On the minus side for Bellerive, he too is a diminutive player at only 5’-10”. He is also only in the Juniors and not really available this year. Furthermore, as fun as it is to look at his numbers so far this year, they may not really translate into NHL numbers.
Like many of you readers (and apparently Mr. Rutherford), I would like to see more production out of the bottom 6 centers. After all, the center is the center of the play making. Wingers are important but they need that lynchpin. The Penguins are blessed enough on the Wings, particularly Right Wing, but with the way Dominik Simon is playing, if he can continue, they may also have some only now tapped Left Wing depth too. In the end though, if those Wingers do not have a Center capable of getting them pucks, the bottom 6 will still find rough going.
However, I would also suggest that the team needs, emphasize needs, to do more than fill an inside straight, they need to draw at least 2 new cards to get a winning hand. Not only do they need a center, they still need a Defenseman who can clear his own crease and strike a little fear into opposing forwards, cruising through the Penguins zone. Watching players like the Islanders’ Anders Lee crashing into Tristan Jarry with impunity a couple of games back was sickening. And then the next game to see—was it Tyler Bozak?– banging away at Jarry, a lá Patric Hornqvist, until he knocked the puck into the net should be a wake-up call for the need of a Defenseman who will knock these players on their wallets.

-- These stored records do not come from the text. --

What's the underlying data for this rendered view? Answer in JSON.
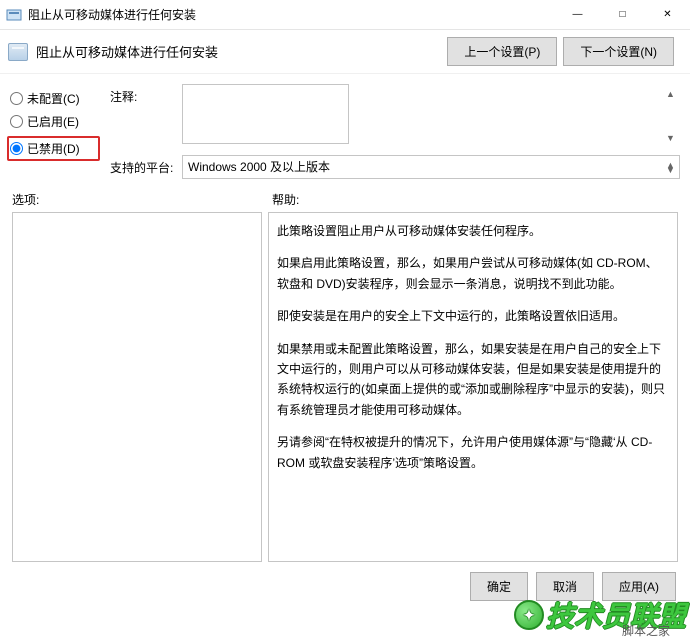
{
  "window": {
    "title": "阻止从可移动媒体进行任何安装",
    "minimize": "—",
    "maximize": "□",
    "close": "✕"
  },
  "toolbar": {
    "icon_name": "policy-editor-icon",
    "title": "阻止从可移动媒体进行任何安装",
    "prev_label": "上一个设置(P)",
    "next_label": "下一个设置(N)"
  },
  "radios": {
    "not_configured": "未配置(C)",
    "enabled": "已启用(E)",
    "disabled": "已禁用(D)",
    "selected": "disabled"
  },
  "fields": {
    "comment_label": "注释:",
    "comment_value": "",
    "platform_label": "支持的平台:",
    "platform_value": "Windows 2000 及以上版本"
  },
  "sections": {
    "options_label": "选项:",
    "help_label": "帮助:"
  },
  "help_text": {
    "p1": "此策略设置阻止用户从可移动媒体安装任何程序。",
    "p2": "如果启用此策略设置，那么，如果用户尝试从可移动媒体(如 CD-ROM、软盘和 DVD)安装程序，则会显示一条消息，说明找不到此功能。",
    "p3": "即使安装是在用户的安全上下文中运行的，此策略设置依旧适用。",
    "p4": "如果禁用或未配置此策略设置，那么，如果安装是在用户自己的安全上下文中运行的，则用户可以从可移动媒体安装，但是如果安装是使用提升的系统特权运行的(如桌面上提供的或“添加或删除程序”中显示的安装)，则只有系统管理员才能使用可移动媒体。",
    "p5": "另请参阅“在特权被提升的情况下，允许用户使用媒体源”与“隐藏‘从 CD-ROM 或软盘安装程序’选项”策略设置。"
  },
  "footer": {
    "ok": "确定",
    "cancel": "取消",
    "apply": "应用(A)"
  },
  "watermark": {
    "main": "技术员联盟",
    "sub": "脚本之家"
  }
}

Perhaps, here again, the answer may be in the system, if the team is willing to make the move. There are a couple of Defensemen down in Wilkes Barre – Scranton (WBS) big enough to fill this role; Andrey Pedan and Jarred Tinordi, and Pedan has shown the inclination to do just that. Neither of these players have been able to crack an NHL line-up for other teams, but they are still pretty young for Defensemen and they may just not have fit those teams. Here in Pittsburgh, where the team is loaded with smaller puck moving Defensemen, a more bruising style may be the perfect compliment. You never know if you don’t try.
And if the team takes a look now, they will still have time to make a trade later.

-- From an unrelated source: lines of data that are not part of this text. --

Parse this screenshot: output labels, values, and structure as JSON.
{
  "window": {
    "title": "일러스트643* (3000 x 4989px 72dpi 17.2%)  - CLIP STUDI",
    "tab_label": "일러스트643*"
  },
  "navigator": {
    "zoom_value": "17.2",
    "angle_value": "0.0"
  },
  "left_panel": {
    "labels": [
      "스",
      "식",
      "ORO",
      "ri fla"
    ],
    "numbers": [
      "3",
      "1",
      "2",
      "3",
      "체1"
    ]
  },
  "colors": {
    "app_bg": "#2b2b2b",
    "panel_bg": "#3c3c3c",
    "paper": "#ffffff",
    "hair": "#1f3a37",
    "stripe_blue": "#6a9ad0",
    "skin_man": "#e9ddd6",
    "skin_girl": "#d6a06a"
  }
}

Regardless of how the Penguins address their defensive concerns about a lack of physical presence in their own zone, this area does need to be addressed if they truly want to try for a 3-peat.
I really don’t envy you Mr Rutherford; it is great when you make the right decisions and are the hero but when you don’t make the right call you are the goat and sometimes people forget when you made the right call. It really isn’t easy to know when to hold’em and when to fold’em.

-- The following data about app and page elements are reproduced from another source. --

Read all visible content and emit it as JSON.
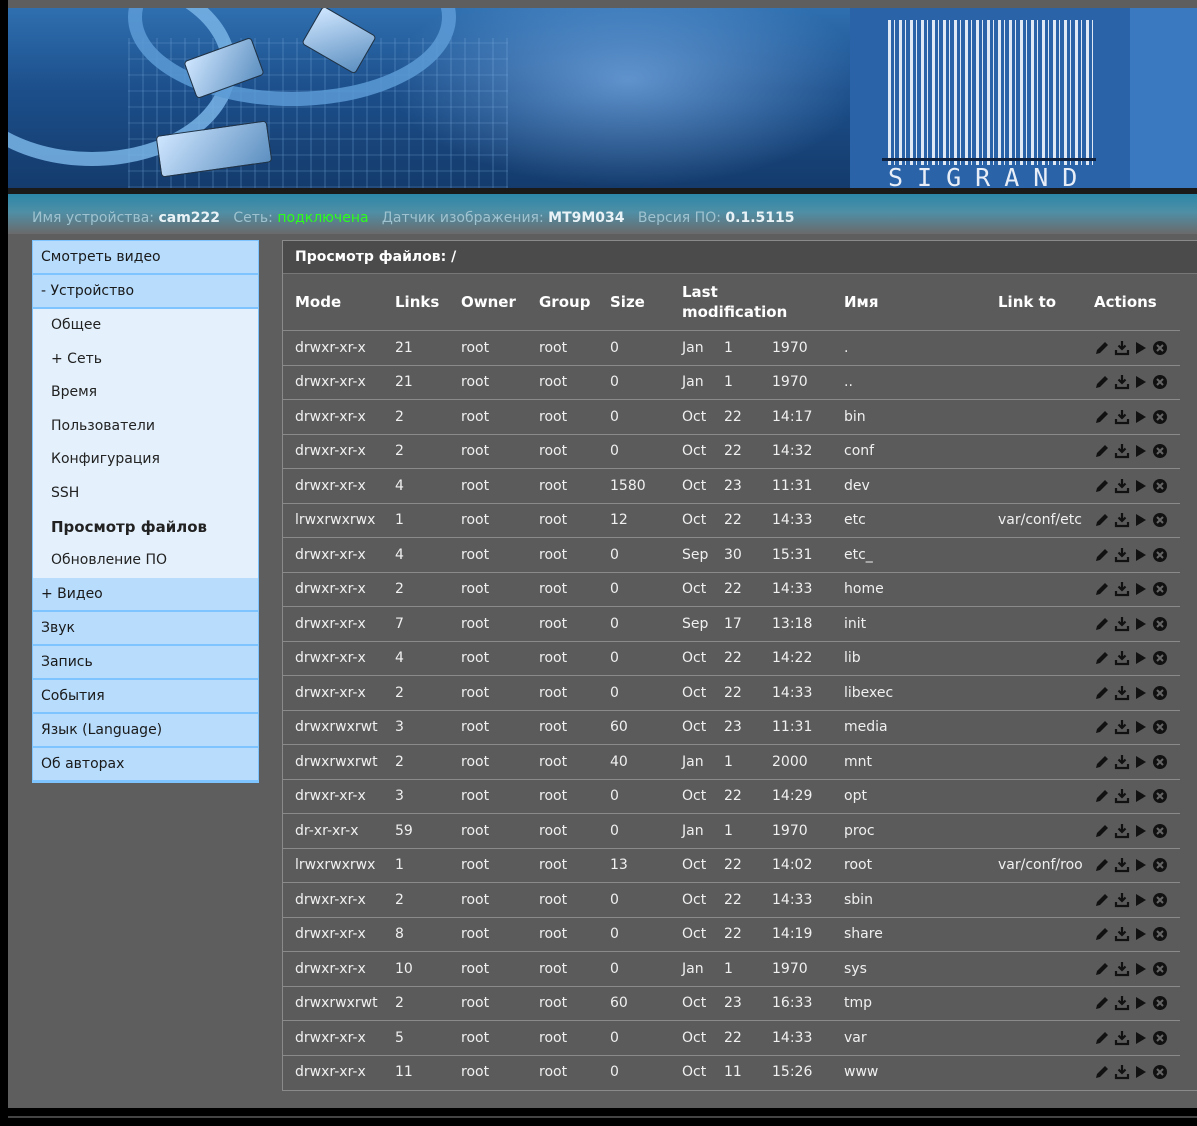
{
  "header": {
    "logo_text": "SIGRAND"
  },
  "status": {
    "device_label": "Имя устройства:",
    "device_value": "cam222",
    "network_label": "Сеть:",
    "network_value": "подключена",
    "sensor_label": "Датчик изображения:",
    "sensor_value": "MT9M034",
    "version_label": "Версия ПО:",
    "version_value": "0.1.5115",
    "network_color": "#2bff1a"
  },
  "menu": {
    "items_top": [
      {
        "label": "Смотреть видео"
      },
      {
        "label": "- Устройство"
      }
    ],
    "sub_items": [
      {
        "label": "Общее"
      },
      {
        "label": "+ Сеть"
      },
      {
        "label": "Время"
      },
      {
        "label": "Пользователи"
      },
      {
        "label": "Конфигурация"
      },
      {
        "label": "SSH"
      },
      {
        "label": "Просмотр файлов",
        "active": true
      },
      {
        "label": "Обновление ПО"
      }
    ],
    "items_bottom": [
      {
        "label": "+ Видео"
      },
      {
        "label": "Звук"
      },
      {
        "label": "Запись"
      },
      {
        "label": "События"
      },
      {
        "label": "Язык (Language)"
      },
      {
        "label": "Об авторах"
      }
    ]
  },
  "panel": {
    "title": "Просмотр файлов: /",
    "columns": [
      "Mode",
      "Links",
      "Owner",
      "Group",
      "Size",
      "Last modification",
      "Имя",
      "Link to",
      "Actions"
    ],
    "action_icons": [
      "edit-icon",
      "download-icon",
      "play-icon",
      "delete-icon"
    ],
    "rows": [
      [
        "drwxr-xr-x",
        "21",
        "root",
        "root",
        "0",
        "Jan",
        "1",
        "1970",
        ".",
        ""
      ],
      [
        "drwxr-xr-x",
        "21",
        "root",
        "root",
        "0",
        "Jan",
        "1",
        "1970",
        "..",
        ""
      ],
      [
        "drwxr-xr-x",
        "2",
        "root",
        "root",
        "0",
        "Oct",
        "22",
        "14:17",
        "bin",
        ""
      ],
      [
        "drwxr-xr-x",
        "2",
        "root",
        "root",
        "0",
        "Oct",
        "22",
        "14:32",
        "conf",
        ""
      ],
      [
        "drwxr-xr-x",
        "4",
        "root",
        "root",
        "1580",
        "Oct",
        "23",
        "11:31",
        "dev",
        ""
      ],
      [
        "lrwxrwxrwx",
        "1",
        "root",
        "root",
        "12",
        "Oct",
        "22",
        "14:33",
        "etc",
        "var/conf/etc"
      ],
      [
        "drwxr-xr-x",
        "4",
        "root",
        "root",
        "0",
        "Sep",
        "30",
        "15:31",
        "etc_",
        ""
      ],
      [
        "drwxr-xr-x",
        "2",
        "root",
        "root",
        "0",
        "Oct",
        "22",
        "14:33",
        "home",
        ""
      ],
      [
        "drwxr-xr-x",
        "7",
        "root",
        "root",
        "0",
        "Sep",
        "17",
        "13:18",
        "init",
        ""
      ],
      [
        "drwxr-xr-x",
        "4",
        "root",
        "root",
        "0",
        "Oct",
        "22",
        "14:22",
        "lib",
        ""
      ],
      [
        "drwxr-xr-x",
        "2",
        "root",
        "root",
        "0",
        "Oct",
        "22",
        "14:33",
        "libexec",
        ""
      ],
      [
        "drwxrwxrwt",
        "3",
        "root",
        "root",
        "60",
        "Oct",
        "23",
        "11:31",
        "media",
        ""
      ],
      [
        "drwxrwxrwt",
        "2",
        "root",
        "root",
        "40",
        "Jan",
        "1",
        "2000",
        "mnt",
        ""
      ],
      [
        "drwxr-xr-x",
        "3",
        "root",
        "root",
        "0",
        "Oct",
        "22",
        "14:29",
        "opt",
        ""
      ],
      [
        "dr-xr-xr-x",
        "59",
        "root",
        "root",
        "0",
        "Jan",
        "1",
        "1970",
        "proc",
        ""
      ],
      [
        "lrwxrwxrwx",
        "1",
        "root",
        "root",
        "13",
        "Oct",
        "22",
        "14:02",
        "root",
        "var/conf/root"
      ],
      [
        "drwxr-xr-x",
        "2",
        "root",
        "root",
        "0",
        "Oct",
        "22",
        "14:33",
        "sbin",
        ""
      ],
      [
        "drwxr-xr-x",
        "8",
        "root",
        "root",
        "0",
        "Oct",
        "22",
        "14:19",
        "share",
        ""
      ],
      [
        "drwxr-xr-x",
        "10",
        "root",
        "root",
        "0",
        "Jan",
        "1",
        "1970",
        "sys",
        ""
      ],
      [
        "drwxrwxrwt",
        "2",
        "root",
        "root",
        "60",
        "Oct",
        "23",
        "16:33",
        "tmp",
        ""
      ],
      [
        "drwxr-xr-x",
        "5",
        "root",
        "root",
        "0",
        "Oct",
        "22",
        "14:33",
        "var",
        ""
      ],
      [
        "drwxr-xr-x",
        "11",
        "root",
        "root",
        "0",
        "Oct",
        "11",
        "15:26",
        "www",
        ""
      ]
    ]
  }
}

Odds and Sods
WBS seems to be back to their winning ways; Daniel Sprong is rolling again. He had 2 goals last night, including the game winner as the Baby Penguins beat Springfield 6 -3. Sprong’s 2 goals give him 14 for the season.
Zach Aston-Reese had 3 assists during the game to give him 10 in 22 games. Aston-Reese also seems to be providing a physical presence up front with 40 PIM. Defensively, he would also appear to be playing responsibly, his +/- is +9.
Andrey Pedan also had a solid game for our Farm associates; he opened up the scoring with his second goal of the season and picked up an assist, giving him 2 goals and 9 assists in 21 games. The big Russian blue-liner also has spent 33 minutes in the Sin-Bin.